What the task asks
Report how many lines in the entries below hold the word "header". Your answer is that number alone.

Records for this task
----

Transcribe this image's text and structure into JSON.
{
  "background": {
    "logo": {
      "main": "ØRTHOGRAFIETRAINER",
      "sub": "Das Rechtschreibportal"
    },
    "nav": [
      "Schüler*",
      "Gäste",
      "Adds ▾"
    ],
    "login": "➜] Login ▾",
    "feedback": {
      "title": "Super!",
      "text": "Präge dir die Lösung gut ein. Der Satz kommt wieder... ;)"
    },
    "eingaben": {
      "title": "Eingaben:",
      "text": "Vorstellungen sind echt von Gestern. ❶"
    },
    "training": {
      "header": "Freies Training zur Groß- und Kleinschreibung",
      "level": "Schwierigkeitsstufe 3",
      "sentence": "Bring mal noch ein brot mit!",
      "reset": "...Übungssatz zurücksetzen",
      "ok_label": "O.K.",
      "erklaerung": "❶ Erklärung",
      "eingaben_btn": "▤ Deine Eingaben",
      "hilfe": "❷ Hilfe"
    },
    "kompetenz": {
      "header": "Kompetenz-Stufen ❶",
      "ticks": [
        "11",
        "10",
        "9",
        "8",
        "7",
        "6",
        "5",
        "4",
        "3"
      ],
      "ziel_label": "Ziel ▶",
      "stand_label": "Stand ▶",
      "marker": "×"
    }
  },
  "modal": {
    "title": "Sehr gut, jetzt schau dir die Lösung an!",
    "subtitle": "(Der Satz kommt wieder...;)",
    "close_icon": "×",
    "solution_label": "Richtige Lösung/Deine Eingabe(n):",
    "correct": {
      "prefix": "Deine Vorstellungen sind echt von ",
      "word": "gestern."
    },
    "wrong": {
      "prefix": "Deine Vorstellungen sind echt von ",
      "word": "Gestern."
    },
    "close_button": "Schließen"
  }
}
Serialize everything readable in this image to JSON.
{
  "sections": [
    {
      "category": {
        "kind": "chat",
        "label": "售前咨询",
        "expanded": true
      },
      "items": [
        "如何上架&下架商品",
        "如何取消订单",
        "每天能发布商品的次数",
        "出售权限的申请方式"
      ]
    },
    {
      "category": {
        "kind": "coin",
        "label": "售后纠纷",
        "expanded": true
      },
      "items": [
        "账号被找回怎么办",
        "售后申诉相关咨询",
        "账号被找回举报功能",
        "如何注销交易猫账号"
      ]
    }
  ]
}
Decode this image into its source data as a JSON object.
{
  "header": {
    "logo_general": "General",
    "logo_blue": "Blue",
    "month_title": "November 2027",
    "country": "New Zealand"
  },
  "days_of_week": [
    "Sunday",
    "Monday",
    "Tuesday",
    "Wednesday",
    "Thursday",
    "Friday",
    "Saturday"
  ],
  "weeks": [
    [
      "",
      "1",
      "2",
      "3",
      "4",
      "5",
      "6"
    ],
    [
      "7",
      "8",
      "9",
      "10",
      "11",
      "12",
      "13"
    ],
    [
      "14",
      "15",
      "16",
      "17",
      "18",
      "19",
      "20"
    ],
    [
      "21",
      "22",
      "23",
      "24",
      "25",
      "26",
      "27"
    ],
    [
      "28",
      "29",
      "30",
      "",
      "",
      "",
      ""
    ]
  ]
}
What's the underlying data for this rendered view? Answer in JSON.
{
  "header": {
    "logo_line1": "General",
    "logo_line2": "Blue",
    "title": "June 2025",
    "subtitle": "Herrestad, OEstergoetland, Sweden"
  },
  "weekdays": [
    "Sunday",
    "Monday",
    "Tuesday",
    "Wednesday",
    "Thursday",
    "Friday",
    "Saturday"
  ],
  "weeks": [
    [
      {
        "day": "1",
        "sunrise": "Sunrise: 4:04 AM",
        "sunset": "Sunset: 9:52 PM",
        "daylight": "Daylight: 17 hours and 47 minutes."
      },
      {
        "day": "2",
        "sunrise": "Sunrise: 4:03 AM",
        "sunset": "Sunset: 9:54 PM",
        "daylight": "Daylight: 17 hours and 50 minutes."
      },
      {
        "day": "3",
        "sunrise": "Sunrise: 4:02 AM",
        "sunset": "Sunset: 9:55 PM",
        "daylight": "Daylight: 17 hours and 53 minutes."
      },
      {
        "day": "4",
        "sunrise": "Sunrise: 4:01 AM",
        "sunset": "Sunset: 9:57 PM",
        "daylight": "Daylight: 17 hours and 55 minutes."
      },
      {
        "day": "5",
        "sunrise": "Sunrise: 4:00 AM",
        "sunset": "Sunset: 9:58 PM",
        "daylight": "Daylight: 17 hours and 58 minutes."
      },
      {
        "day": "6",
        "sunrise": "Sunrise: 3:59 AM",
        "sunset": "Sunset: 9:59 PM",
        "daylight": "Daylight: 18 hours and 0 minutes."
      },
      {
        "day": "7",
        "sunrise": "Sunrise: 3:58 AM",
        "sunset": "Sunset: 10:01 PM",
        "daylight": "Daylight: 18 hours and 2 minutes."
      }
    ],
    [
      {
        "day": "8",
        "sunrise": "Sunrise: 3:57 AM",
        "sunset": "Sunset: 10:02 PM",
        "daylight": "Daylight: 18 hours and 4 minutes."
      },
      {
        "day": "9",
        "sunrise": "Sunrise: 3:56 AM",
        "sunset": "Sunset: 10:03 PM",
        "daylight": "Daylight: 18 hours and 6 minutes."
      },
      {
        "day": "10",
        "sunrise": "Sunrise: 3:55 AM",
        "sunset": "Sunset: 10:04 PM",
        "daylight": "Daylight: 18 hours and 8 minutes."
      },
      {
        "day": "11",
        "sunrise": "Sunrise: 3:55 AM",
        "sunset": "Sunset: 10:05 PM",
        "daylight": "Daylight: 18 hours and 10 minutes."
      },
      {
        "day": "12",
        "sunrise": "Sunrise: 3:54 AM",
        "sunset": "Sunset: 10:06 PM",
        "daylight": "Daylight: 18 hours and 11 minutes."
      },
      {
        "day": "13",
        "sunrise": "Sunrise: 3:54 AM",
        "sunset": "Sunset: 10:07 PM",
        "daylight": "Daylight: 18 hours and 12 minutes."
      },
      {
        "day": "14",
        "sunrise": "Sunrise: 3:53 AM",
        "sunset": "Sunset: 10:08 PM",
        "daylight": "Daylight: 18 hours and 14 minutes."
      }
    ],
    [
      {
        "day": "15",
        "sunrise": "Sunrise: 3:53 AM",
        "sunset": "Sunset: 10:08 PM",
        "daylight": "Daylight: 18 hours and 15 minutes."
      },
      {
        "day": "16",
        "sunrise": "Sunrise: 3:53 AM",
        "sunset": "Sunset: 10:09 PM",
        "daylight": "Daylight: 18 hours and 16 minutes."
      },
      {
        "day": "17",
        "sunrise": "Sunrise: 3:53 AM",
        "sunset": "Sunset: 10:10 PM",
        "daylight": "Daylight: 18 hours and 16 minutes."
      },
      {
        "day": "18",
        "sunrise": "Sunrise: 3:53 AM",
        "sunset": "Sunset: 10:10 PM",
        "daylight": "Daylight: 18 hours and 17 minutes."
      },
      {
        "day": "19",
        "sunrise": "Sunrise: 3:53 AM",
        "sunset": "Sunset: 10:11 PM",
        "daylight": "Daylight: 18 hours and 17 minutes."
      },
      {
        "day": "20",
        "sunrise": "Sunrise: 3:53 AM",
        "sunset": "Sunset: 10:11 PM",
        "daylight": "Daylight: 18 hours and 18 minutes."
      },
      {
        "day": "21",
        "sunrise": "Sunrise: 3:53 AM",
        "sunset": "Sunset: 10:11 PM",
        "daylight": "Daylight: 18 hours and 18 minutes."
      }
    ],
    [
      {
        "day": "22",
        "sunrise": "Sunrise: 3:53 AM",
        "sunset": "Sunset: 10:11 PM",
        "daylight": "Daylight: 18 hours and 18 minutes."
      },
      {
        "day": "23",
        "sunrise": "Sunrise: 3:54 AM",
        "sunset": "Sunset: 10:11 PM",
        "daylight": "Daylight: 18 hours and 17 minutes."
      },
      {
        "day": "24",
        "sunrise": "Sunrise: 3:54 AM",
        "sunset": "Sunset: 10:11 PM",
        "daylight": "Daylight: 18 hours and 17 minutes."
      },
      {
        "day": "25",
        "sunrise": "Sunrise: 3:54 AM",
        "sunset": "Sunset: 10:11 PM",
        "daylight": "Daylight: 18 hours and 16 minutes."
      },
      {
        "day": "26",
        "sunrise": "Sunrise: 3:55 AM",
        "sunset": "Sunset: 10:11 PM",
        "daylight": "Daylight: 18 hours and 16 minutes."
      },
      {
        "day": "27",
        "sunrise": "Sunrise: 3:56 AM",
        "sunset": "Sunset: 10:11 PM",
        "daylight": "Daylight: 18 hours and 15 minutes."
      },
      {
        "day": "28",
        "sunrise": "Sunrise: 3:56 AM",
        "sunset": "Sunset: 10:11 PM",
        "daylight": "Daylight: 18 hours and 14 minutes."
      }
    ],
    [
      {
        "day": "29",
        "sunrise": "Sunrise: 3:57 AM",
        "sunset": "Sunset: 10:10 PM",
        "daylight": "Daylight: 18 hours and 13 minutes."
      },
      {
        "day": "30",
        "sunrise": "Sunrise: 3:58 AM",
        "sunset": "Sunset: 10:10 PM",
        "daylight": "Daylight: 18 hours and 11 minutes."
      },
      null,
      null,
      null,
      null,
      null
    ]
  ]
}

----

Output below
4